Barthez P.Y., Marks S.L., Woo J., Feldman E.C. & Matteucci M. 1997. Pheochromocytoma in Dogs: 61 Cases (1984-1995). Journal of Veterinary Internal Medicine. 11(5): 272-278.
Desmas I. 2017. Canine pheochromocytoma. Veterinary Ireland Journal. 7(5): 268-271.
Gilson S.D., Withrow S.J. & Orton E.C. 1994. Surgical treatment of pheochromocytoma: technique, complications, and results in six dogs. Veterinary Surgery. 23(3): 195-200.
Gilson S.D., Withrow S.J., Wheeler S.L. & Twedt D.C. 1994. Pheochromocytoma in 50 dogs. Journal of Veterinary Internal Medicine. 8(3): 128-232.
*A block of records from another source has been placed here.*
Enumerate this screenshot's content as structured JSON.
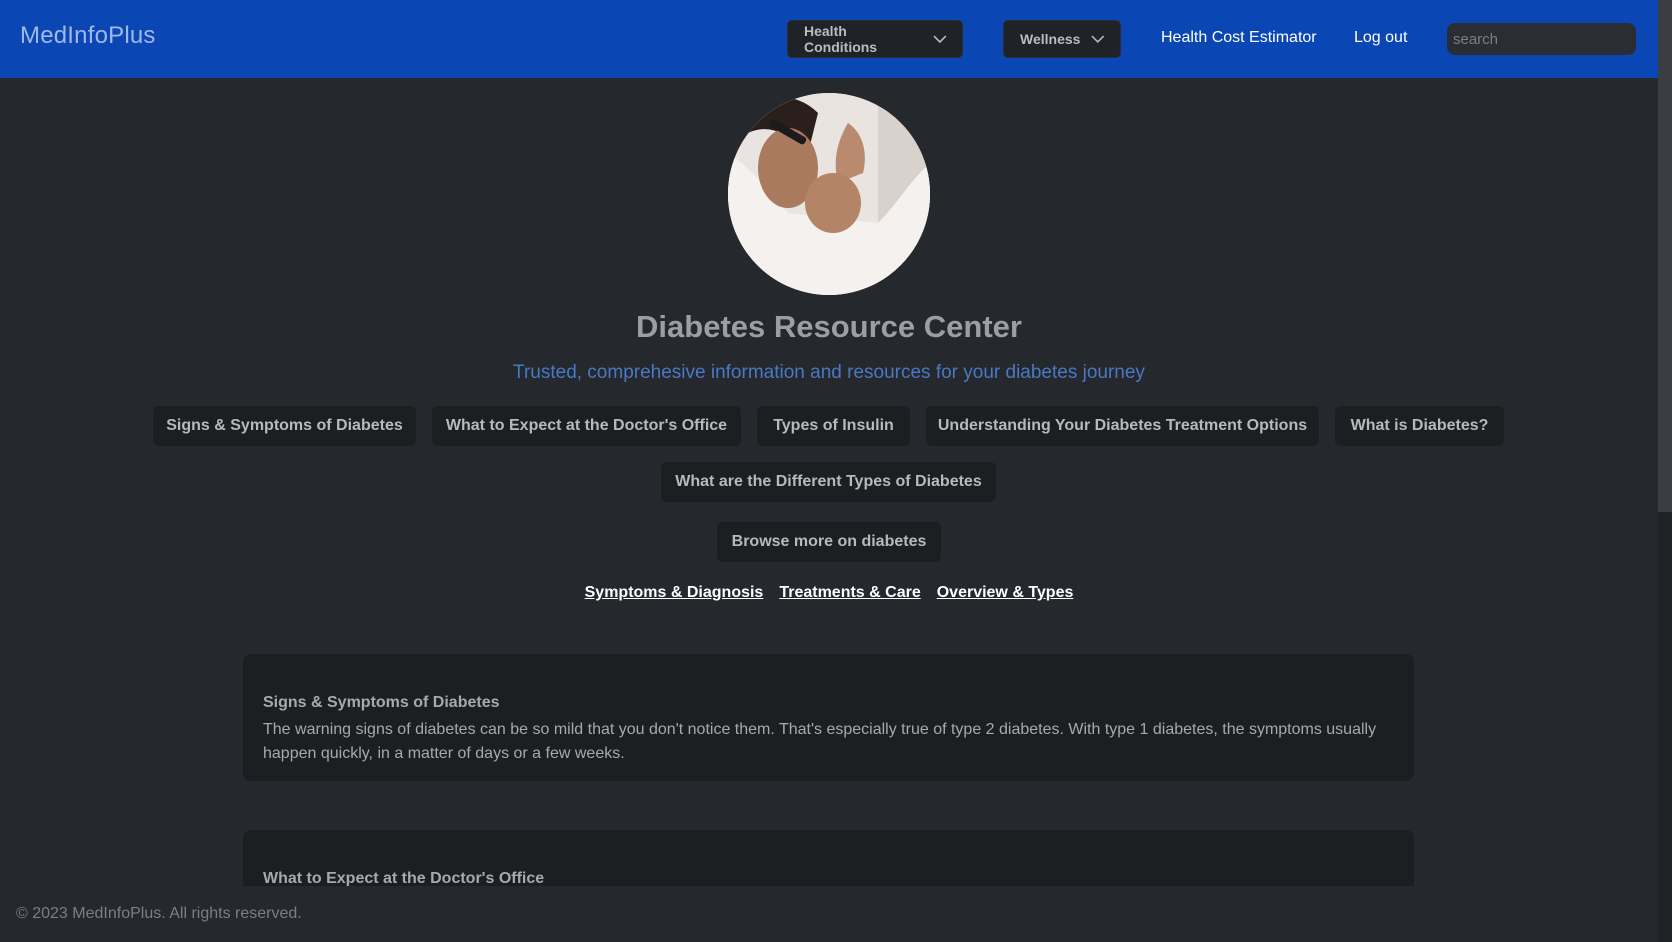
{
  "header": {
    "brand": "MedInfoPlus",
    "menus": [
      {
        "label": "Health Conditions"
      },
      {
        "label": "Wellness"
      }
    ],
    "links": {
      "cost_estimator": "Health Cost Estimator",
      "logout": "Log out"
    },
    "search": {
      "placeholder": "search",
      "value": ""
    },
    "color": "#0b47b4"
  },
  "hero": {
    "title": "Diabetes Resource Center",
    "subtitle": "Trusted, comprehesive information and resources for your diabetes journey"
  },
  "topics": [
    "Signs & Symptoms of Diabetes",
    "What to Expect at the Doctor's Office",
    "Types of Insulin",
    "Understanding Your Diabetes Treatment Options",
    "What is Diabetes?",
    "What are the Different Types of Diabetes"
  ],
  "browse_label": "Browse more on diabetes",
  "category_links": [
    "Symptoms & Diagnosis",
    "Treatments & Care",
    "Overview & Types"
  ],
  "cards": [
    {
      "title": "Signs & Symptoms of Diabetes",
      "body": "The warning signs of diabetes can be so mild that you don't notice them. That's especially true of type 2 diabetes. With type 1 diabetes, the symptoms usually happen quickly, in a matter of days or a few weeks."
    },
    {
      "title": "What to Expect at the Doctor's Office",
      "body": ""
    }
  ],
  "footer": {
    "copyright": "© 2023 MedInfoPlus. All rights reserved."
  }
}
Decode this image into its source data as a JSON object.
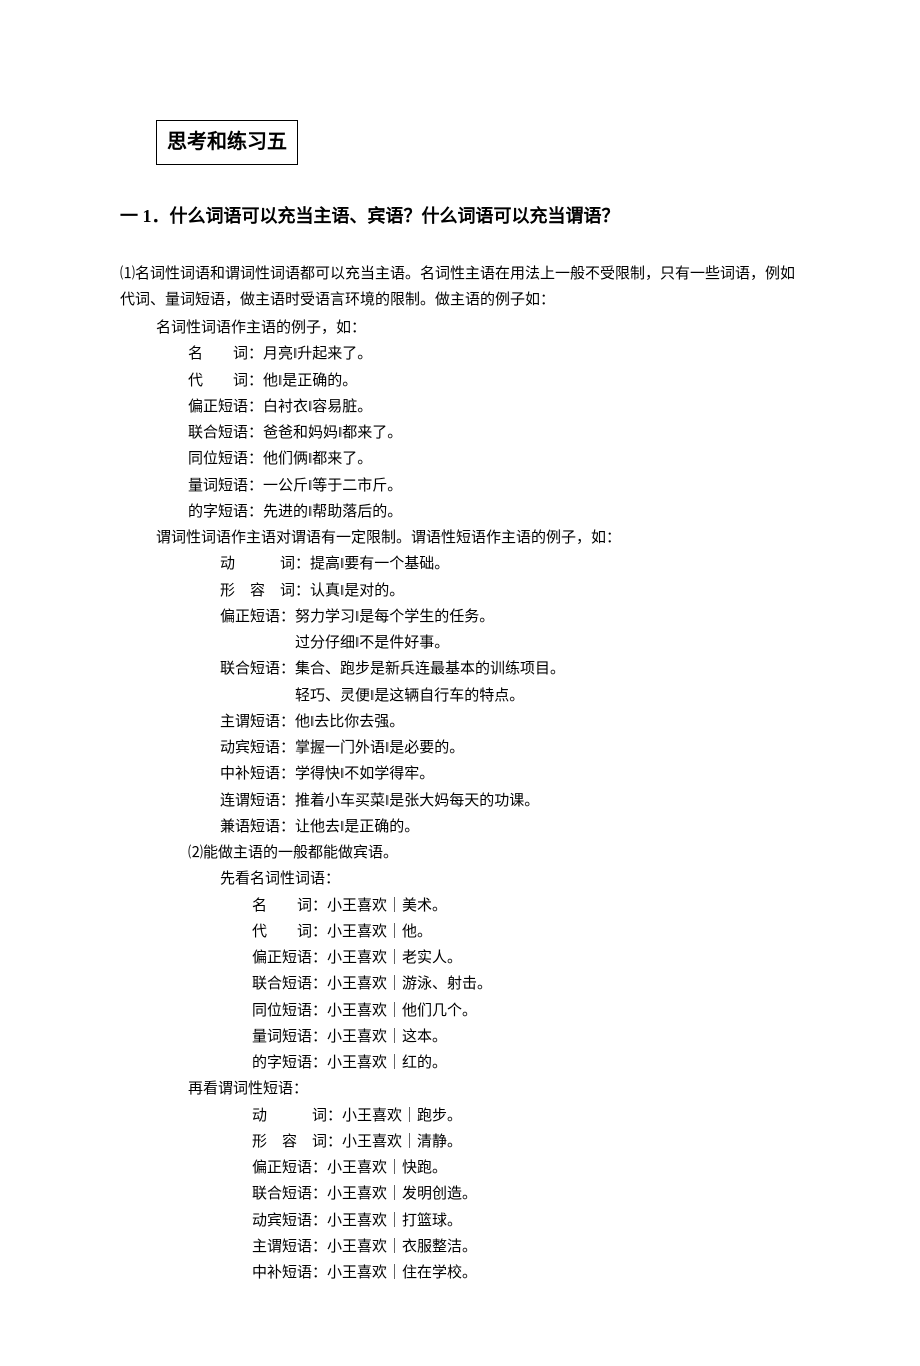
{
  "title": "思考和练习五",
  "question": "一 1．什么词语可以充当主语、宾语？什么词语可以充当谓语？",
  "intro1": "⑴名词性词语和谓词性词语都可以充当主语。名词性主语在用法上一般不受限制，只有一些词语，例如代词、量词短语，做主语时受语言环境的限制。做主语的例子如：",
  "heading_noun_subject": "名词性词语作主语的例子，如：",
  "list_a": [
    "名　　词：月亮‖升起来了。",
    "代　　词：他‖是正确的。",
    "偏正短语：白衬衣‖容易脏。",
    "联合短语：爸爸和妈妈‖都来了。",
    "同位短语：他们俩‖都来了。",
    "量词短语：一公斤‖等于二市斤。",
    "的字短语：先进的‖帮助落后的。"
  ],
  "heading_verb_subject": "谓词性词语作主语对谓语有一定限制。谓语性短语作主语的例子，如：",
  "list_b": [
    "动　　　词：提高‖要有一个基础。",
    "形　容　词：认真‖是对的。",
    "偏正短语：努力学习‖是每个学生的任务。",
    "　　　　　过分仔细‖不是件好事。",
    "联合短语：集合、跑步是新兵连最基本的训练项目。",
    "　　　　　轻巧、灵便‖是这辆自行车的特点。",
    "主谓短语：他‖去比你去强。",
    "动宾短语：掌握一门外语‖是必要的。",
    "中补短语：学得快‖不如学得牢。",
    "连谓短语：推着小车买菜‖是张大妈每天的功课。",
    "兼语短语：让他去‖是正确的。"
  ],
  "intro2": "⑵能做主语的一般都能做宾语。",
  "heading_noun_first": "先看名词性词语：",
  "list_c": [
    "名　　词：小王喜欢｜美术。",
    "代　　词：小王喜欢｜他。",
    "偏正短语：小王喜欢｜老实人。",
    "联合短语：小王喜欢｜游泳、射击。",
    "同位短语：小王喜欢｜他们几个。",
    "量词短语：小王喜欢｜这本。",
    "的字短语：小王喜欢｜红的。"
  ],
  "heading_verb_second": "再看谓词性短语：",
  "list_d": [
    "动　　　词：小王喜欢｜跑步。",
    "形　容　词：小王喜欢｜清静。",
    "偏正短语：小王喜欢｜快跑。",
    "联合短语：小王喜欢｜发明创造。",
    "动宾短语：小王喜欢｜打篮球。",
    "主谓短语：小王喜欢｜衣服整洁。",
    "中补短语：小王喜欢｜住在学校。"
  ]
}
Kyles A.E., Feldman E.C., De Cock H.E.V., Kass P.H., Mathews K.G., Hardie M.E., Nelson R.W., Ilkiw J.E. & Gregory C.R. 2003. Surgical management of adrenal gland tumors with and without associated tumor thrombi in dogs: 40 cases (1994-2001). Journal of the American Veterinary Medical Association. 223(5): 654-662.
Lang J.M., Schertel E., Kennedy S., Wilson D., Barnhart M. & Danielson B. 2011. Elective and emergency surgical management of adrenal gland tumors: 60 cases (1999-2006). Journal of the American Hospital Association. 47(6): 428-435.
Locke-Bohannon L.G. & Mauldin G.E. 2001. Canine Pheochromocytoma: diagnosis and management. Compendium. 23(9): 807-815.
Maher E.R. & McNiel E.A. 1997. Pheochromocytoma in dogs and cats. Veterinary Clinics of North America: Small Animal Practice. 27(2): 359-380.
Massari F., Nicoli S., Romanelli G., Buracco P. & Zini E. 2011. Adrenalectomy in dogs with adrenal gland tumors: 52 cases (2002–2008). Journal of the American Veterinary Medical Association. 239(2): 216-221.
Mayhew P.D., Culp W.T.N., Balsa I.M., Zwingenberger A.L. Phrenicoabdominal venotomy for tumor thrombectomy in dogs with adrenal neoplasia and suspected vena caval invasion. Veterinary Surgery. 47(2): 227-235.
Myers N.C. 1997. Adrenal incidentalomas. Veterinary Clinics of North America: Small Animal Practice. 27(2): 381-399.
Rosenstein D.S. 2000. Diagnostic imaging in canine pheochromocytoma. Veterinary Radiology & Ultrasound. 41(6): 499-506.
How to Cite
This journal provides open access to all of its content on the principle that making research freely available to the public supports a greater global exchange of knowledge. Such access is associated with increased readership and increased citation of an author's work. For more information on this approach, see the Public Knowledge Project and Directory of Open Access Journals.
We define open access journals as journals that use a funding model that does not charge readers or their institutions for access. From the BOAI definition of "open access" we take the right of users to "read, download, copy, distribute, print, search, or link to the full texts of these articles" as mandatory for a journal to be included in the directory.
La Red y Portal Iberoamericano de Revistas Científicas de Veterinaria de Libre Acceso reúne a las principales publicaciones científicas editadas en España, Portugal, Latino América y otros países del ámbito latino